The federal employee whose drone crashed on the White House lawn in January won’t be charged by prosecutors, but the FAA will continue to investigate the incident, The Associated Press reported Wednesday. Shawn Usman, an employee of the National Geospatial-Intelligence Agency, was flying a borrowed DJI quadcopter in the early hours of Jan. 26 when he lost control of it. The drone headed westward and climbed to about 100 feet, Usman told federal prosecutors. He said he knew the drone’s battery wasn’t going to last much longer and it would crash, so he went to bed, according to the AP report. When he heard the news that it had crashed on the White House lawn, he contacted the Secret Service.
Usman’s case is now before the FAA, which has prohibited personal drones from flying in the Washington area. Jim Garland, Usman’s lawyer, said Usman has been cooperating throughout the investigations. “This entire incident, while unfortunate and understandably alarming, was totally inadvertent and completely unintentional,” Garland told the AP in a statement. “Mr. Usman wishes to express his sincere apologies to all those affected — especially to the president and his family, as well as to those responsible for ensuring their safety.” After the incident, DJI issued a firmware update for its drones so they cannot fly in the prohibited zone around Washington, D.C., along with the airspace around many major airports.

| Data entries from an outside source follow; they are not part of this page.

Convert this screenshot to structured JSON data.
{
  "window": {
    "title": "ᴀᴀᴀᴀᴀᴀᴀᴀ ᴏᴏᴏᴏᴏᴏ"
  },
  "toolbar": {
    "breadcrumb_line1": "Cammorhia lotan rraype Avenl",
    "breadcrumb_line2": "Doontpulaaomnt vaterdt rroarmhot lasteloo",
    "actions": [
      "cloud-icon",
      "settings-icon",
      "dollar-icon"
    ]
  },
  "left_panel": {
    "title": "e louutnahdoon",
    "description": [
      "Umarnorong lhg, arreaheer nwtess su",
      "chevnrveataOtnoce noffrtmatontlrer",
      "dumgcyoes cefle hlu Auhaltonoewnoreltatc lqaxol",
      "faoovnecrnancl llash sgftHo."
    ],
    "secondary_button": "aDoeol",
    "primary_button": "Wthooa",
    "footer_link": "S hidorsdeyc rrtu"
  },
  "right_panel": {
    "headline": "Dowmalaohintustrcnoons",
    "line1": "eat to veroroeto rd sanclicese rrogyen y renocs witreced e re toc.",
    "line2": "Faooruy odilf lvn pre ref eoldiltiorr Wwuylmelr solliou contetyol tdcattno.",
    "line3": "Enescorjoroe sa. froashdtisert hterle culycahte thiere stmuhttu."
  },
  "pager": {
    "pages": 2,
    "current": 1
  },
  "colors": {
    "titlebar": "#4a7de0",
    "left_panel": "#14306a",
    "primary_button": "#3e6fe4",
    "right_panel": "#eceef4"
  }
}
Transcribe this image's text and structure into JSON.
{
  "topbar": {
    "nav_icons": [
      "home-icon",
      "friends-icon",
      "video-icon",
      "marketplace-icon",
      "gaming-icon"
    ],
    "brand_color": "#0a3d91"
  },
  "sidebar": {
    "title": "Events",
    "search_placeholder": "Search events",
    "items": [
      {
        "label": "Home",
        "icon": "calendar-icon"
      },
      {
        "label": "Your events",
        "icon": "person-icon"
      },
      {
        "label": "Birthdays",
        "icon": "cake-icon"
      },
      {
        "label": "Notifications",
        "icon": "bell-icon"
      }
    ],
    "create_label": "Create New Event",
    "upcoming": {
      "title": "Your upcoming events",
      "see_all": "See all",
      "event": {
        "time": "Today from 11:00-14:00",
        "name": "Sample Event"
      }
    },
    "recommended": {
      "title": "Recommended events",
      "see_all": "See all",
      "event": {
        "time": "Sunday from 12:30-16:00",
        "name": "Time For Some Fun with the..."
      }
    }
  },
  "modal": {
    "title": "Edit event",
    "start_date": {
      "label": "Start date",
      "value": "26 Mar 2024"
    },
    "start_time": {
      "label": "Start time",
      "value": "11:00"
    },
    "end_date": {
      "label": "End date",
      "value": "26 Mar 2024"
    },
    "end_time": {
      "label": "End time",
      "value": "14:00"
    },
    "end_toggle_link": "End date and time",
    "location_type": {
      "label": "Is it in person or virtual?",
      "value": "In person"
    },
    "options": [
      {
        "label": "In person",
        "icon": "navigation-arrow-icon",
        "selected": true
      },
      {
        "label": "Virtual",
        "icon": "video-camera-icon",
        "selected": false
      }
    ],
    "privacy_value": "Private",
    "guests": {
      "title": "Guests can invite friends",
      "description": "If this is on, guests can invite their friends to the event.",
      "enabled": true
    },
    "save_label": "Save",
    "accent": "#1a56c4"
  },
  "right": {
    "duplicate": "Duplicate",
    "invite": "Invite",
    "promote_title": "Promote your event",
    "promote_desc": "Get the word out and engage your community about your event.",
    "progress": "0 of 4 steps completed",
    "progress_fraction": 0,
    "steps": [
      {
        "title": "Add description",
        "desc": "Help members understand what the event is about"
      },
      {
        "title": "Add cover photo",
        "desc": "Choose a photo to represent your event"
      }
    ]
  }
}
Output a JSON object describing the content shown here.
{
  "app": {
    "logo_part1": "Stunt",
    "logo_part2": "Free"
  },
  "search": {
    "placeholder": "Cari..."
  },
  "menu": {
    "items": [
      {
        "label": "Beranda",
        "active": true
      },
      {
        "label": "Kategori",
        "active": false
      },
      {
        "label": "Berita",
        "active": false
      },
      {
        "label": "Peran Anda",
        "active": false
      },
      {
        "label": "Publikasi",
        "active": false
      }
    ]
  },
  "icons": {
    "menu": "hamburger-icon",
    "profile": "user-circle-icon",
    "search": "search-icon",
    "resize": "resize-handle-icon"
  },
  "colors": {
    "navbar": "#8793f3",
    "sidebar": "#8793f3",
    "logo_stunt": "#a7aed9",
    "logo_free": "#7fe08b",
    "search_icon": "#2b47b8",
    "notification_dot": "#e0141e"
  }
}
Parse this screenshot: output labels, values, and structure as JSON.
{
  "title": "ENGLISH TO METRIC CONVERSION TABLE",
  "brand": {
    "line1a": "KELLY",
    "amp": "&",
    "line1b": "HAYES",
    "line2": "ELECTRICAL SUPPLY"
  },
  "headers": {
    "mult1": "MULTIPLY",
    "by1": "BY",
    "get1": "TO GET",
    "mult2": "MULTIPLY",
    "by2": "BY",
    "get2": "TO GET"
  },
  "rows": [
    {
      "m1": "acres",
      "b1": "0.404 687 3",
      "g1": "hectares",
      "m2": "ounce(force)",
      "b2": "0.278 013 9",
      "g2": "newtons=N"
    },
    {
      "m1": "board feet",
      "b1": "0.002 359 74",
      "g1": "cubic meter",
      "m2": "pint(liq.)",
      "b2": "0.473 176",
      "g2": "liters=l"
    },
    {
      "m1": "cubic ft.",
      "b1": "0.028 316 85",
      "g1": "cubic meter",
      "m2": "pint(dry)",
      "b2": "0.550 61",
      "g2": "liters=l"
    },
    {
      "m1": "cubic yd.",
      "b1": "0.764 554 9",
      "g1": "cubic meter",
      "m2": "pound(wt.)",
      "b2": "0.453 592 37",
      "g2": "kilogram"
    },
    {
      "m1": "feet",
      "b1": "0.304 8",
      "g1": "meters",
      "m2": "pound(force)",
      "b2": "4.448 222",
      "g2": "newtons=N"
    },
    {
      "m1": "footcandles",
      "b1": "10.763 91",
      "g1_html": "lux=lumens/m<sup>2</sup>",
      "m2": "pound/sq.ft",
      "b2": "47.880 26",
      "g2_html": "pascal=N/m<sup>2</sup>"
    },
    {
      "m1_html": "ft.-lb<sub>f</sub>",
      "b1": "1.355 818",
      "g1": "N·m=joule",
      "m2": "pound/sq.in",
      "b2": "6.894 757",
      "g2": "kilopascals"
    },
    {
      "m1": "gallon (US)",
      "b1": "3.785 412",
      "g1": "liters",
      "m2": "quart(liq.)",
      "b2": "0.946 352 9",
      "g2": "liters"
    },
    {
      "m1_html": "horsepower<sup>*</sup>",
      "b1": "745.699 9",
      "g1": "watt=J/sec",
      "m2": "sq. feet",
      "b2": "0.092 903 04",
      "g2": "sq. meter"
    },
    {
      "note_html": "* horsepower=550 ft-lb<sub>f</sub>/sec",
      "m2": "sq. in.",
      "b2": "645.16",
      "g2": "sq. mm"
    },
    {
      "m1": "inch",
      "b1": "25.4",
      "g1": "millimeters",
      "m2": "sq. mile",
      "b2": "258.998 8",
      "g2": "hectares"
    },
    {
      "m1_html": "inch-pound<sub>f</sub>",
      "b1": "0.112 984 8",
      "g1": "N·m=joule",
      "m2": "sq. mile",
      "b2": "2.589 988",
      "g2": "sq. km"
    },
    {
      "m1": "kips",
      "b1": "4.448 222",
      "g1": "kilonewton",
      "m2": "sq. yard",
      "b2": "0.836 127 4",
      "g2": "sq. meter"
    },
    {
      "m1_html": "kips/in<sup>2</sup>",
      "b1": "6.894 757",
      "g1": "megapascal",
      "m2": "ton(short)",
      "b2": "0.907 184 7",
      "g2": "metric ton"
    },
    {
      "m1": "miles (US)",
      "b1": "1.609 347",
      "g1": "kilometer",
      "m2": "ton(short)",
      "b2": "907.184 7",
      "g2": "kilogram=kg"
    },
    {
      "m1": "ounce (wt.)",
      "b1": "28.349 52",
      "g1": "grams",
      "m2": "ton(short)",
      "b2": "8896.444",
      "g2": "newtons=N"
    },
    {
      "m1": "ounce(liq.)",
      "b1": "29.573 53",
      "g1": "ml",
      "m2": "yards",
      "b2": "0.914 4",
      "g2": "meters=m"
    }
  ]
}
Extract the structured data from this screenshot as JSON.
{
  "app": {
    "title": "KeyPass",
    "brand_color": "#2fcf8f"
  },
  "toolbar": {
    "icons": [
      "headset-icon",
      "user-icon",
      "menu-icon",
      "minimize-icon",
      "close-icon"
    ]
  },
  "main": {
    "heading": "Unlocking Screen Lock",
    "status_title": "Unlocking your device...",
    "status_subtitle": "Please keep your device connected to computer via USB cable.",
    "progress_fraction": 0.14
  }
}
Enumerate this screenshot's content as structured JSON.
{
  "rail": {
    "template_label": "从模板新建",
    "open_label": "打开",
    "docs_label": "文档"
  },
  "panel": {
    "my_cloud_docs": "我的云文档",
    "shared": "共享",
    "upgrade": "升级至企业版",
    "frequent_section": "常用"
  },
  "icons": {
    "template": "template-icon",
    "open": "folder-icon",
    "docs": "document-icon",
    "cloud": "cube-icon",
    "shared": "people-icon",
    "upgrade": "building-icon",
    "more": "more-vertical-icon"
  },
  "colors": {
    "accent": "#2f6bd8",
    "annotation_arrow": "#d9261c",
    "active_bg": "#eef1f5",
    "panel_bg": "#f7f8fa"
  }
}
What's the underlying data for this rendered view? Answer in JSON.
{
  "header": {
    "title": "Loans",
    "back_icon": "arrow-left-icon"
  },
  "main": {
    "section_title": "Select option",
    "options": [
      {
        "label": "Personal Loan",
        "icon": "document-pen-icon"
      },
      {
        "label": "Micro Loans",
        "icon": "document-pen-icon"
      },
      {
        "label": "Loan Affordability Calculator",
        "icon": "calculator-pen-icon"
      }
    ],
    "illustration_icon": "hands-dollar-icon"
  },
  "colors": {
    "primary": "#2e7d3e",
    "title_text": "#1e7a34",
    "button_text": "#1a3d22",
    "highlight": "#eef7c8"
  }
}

Meanwhile, an unnamed official told The AP that the Secret Service’s recent announcement it will be conducting drone tests around Washington involves flying them between 1 a.m. and 4 a.m. and testing technology designed to interrupt the signals that control them.